hand, contains only victim or copy-back cache blocks to be written back to the
memory sub-system. This provides a
full 256KB of dedicated L2 cache and 128KB of L1 cache for a total dedicated
data space of 384KB.
To improve yield, the cache includes redundant
columns. Redundant columns improve
yield by allowing defective memory cells to be excluded from the cache without
sacrificing the overall integrity of the cache. The entire array can be quickly validated during
manufacturing using a built-in self test (BIST).
Fill Buffers, Bus Queue Entries and Write Back Buffers
The new AMD Athlon processor, like previous AMD
Athlon processors, includes eight fill buffers, eight bus queue entries, and
eight write back buffers. Intel's Pentiumr III processor only has
six fill buffers, eight bus queue entries, and four write back buffers.
The more buffers that are dedicated to holding data for the
microprocessor to process, the less likely the processor will stall while
waiting for data to be delivered to the processor.
More buffers also make it more likely that data can be placed into the
buffers for execution. These design elements allow the new AMD Athlon processor
to have a sustainable bus bandwidth of 1.6 GB/s-or 85% of peak capacity.
Enabling Improved Performance Across Standard
The AMD Athlon processor's cache architecture is
the first to incorporate a system-based MOESI (Modify, Owner, Exclusive, Shared, Invalid) cache control protocol
for x86 multiprocessing platforms. Since the system logic manages memory
coherency throughout the system by specifying all cache state transitions,
either using a MESI or MOESI cache coherency protocol, and by filtering out
unnecessary processor snoops, AMD Athlon processors are designed to deliver
exceptional performance in both uniprocessor and multiprocessor system
configurations. The AMD Athlon processor cache architecture also supports error
correction code (ECC) protection, which is a required feature for high
reliability of business desktop systems, workstations, and servers. Thus, the
AMD Athlon processor's cache architecture provides the features required for
high-performance computing from desktop to server configurations.
AMD) is a global supplier of integrated circuits for the personal and networked
computer and communications markets. AMD produces processors, flash memories,

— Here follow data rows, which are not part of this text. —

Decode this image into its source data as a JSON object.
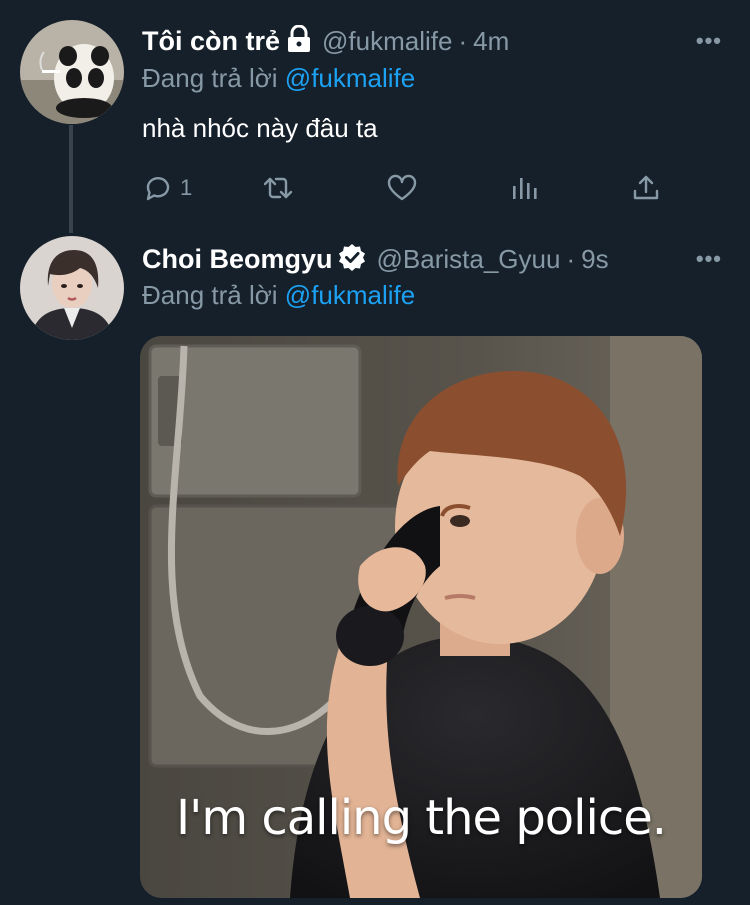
{
  "tweets": [
    {
      "display_name": "Tôi còn trẻ",
      "handle": "@fukmalife",
      "time": "4m",
      "reply_prefix": "Đang trả lời",
      "reply_to": "@fukmalife",
      "text": "nhà nhóc này đâu ta",
      "reply_count": "1",
      "avatar": "panda-avatar",
      "badge_icon": "lock-icon"
    },
    {
      "display_name": "Choi Beomgyu",
      "handle": "@Barista_Gyuu",
      "time": "9s",
      "reply_prefix": "Đang trả lời",
      "reply_to": "@fukmalife",
      "avatar": "person-avatar",
      "badge_icon": "verified-icon",
      "media_caption": "I'm calling the police."
    }
  ],
  "colors": {
    "background": "#15202b",
    "muted": "#8899a6",
    "link": "#1da1f2",
    "text": "#ffffff"
  }
}
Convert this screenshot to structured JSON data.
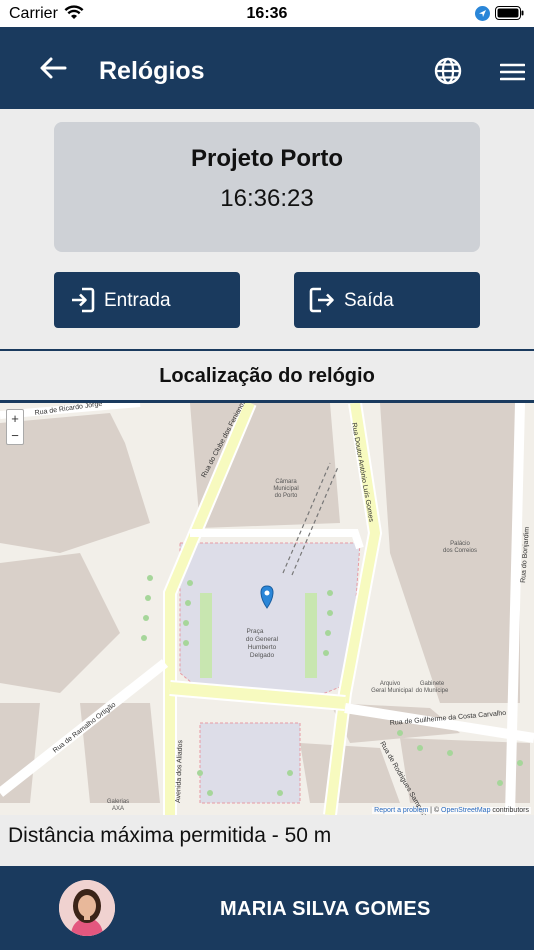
{
  "status": {
    "carrier": "Carrier",
    "time": "16:36"
  },
  "header": {
    "title": "Relógios"
  },
  "clock_card": {
    "project": "Projeto Porto",
    "time": "16:36:23"
  },
  "actions": {
    "entry_label": "Entrada",
    "exit_label": "Saída"
  },
  "section": {
    "title": "Localização do relógio"
  },
  "map": {
    "streets": [
      "Rua do Clube dos Fenianos",
      "Rua Doutor António Luís Gomes",
      "Rua de Guilherme da Costa Carvalho",
      "Rua do Bonjardim",
      "Rua de Ramalho Ortigão",
      "Avenida dos Aliados",
      "Rua de Ricardo Jorge",
      "Rua de Rodrigues Sampaio"
    ],
    "places": [
      "Praça do General Humberto Delgado",
      "Câmara Municipal do Porto",
      "Palácio dos Correios",
      "Galerias AXA",
      "Arquivo Geral Municipal",
      "Gabinete do Munícipe"
    ],
    "attribution": {
      "report": "Report a problem",
      "separator": " | © ",
      "osm": "OpenStreetMap",
      "contributors": " contributors"
    },
    "zoom_in": "+",
    "zoom_out": "−"
  },
  "distance": {
    "text": "Distância máxima permitida - 50 m"
  },
  "user": {
    "name": "MARIA SILVA GOMES"
  },
  "colors": {
    "primary": "#1a3a5e",
    "card": "#ced1d6",
    "background": "#ececec",
    "pin": "#2a86d8"
  },
  "icons": [
    "back-arrow-icon",
    "globe-icon",
    "menu-icon",
    "entry-icon",
    "exit-icon",
    "map-pin-icon",
    "avatar"
  ]
}
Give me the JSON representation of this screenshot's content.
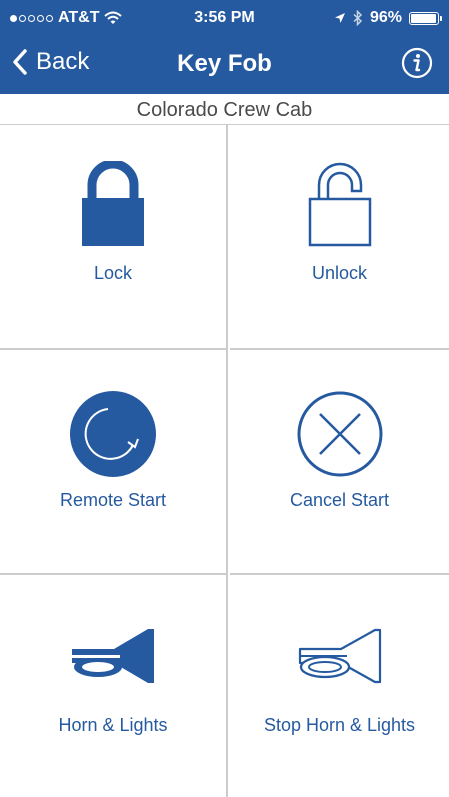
{
  "status_bar": {
    "carrier": "AT&T",
    "time": "3:56 PM",
    "battery": "96%",
    "battery_level": 0.96
  },
  "nav": {
    "back_label": "Back",
    "title": "Key Fob"
  },
  "subtitle": "Colorado Crew Cab",
  "actions": [
    {
      "label": "Lock",
      "icon": "lock-icon"
    },
    {
      "label": "Unlock",
      "icon": "unlock-icon"
    },
    {
      "label": "Remote Start",
      "icon": "remote-start-icon"
    },
    {
      "label": "Cancel Start",
      "icon": "cancel-start-icon"
    },
    {
      "label": "Horn & Lights",
      "icon": "horn-icon"
    },
    {
      "label": "Stop Horn & Lights",
      "icon": "stop-horn-icon"
    }
  ],
  "colors": {
    "brand_blue": "#265aa0",
    "divider": "#cccccc",
    "subtitle_text": "#4a4a4a"
  }
}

and products for communications and networking applications. The world's
second-leading supplier of Windowsr compatible processors, AMD has
shipped more than 120 million x86 microprocessors, including more than 90
million Windows compatible CPUs. Founded in 1969 and based in Sunnyvale,
California, AMD has sales and marketing offices worldwide and manufacturing
facilities in Sunnyvale; Austin, Texas; Dresden, Germany; Bangkok, Thailand;
Penang, Malaysia; Singapore; and Aizu-Wakamatsu, Japan. AMD had revenues of $2.8
billion in 1999.
release contains forward-looking statements, which are made pursuant to the safe
harbor provisions of the Private Securities Litigation Reform Act of 1995.
Forward-looking statements are generally preceded by words such as
"expects," "plans," "believes,"
"anticipates," or "intends." Investors are cautioned that
all forward-looking statements in this document involve risks and uncertainty
that could cause actual results to differ materially from current expectations.
Forward-looking statements in this document about the AMD Athlon processor
involve the risk that the AMD Athlon system bus will not support the
requirements of next-generation system platforms; that AMD may not be successful
in developing an infrastructure to support the processor; that third parties may
not provide peripherals or the infrastructure to support the processor and the
processor's system bus; and that the processor will not achieve customer and
market acceptance. We urge investors to review in detail the risks and
uncertainties in the company's Securities and Exchange Commission filings,
including the most recently filed Form-10K.
AMD, the AMD logo, AMD Athlon and combinations
thereof, and 3DNow! are trademarks of Advanced Micro Devices, Inc. Windows is a
registered trademark of Microsoft Corporation. Pentium is a registered trademark
of Intel Corporation. Other product names used in this publication are for
identification purposes only and may be trademarks of their respective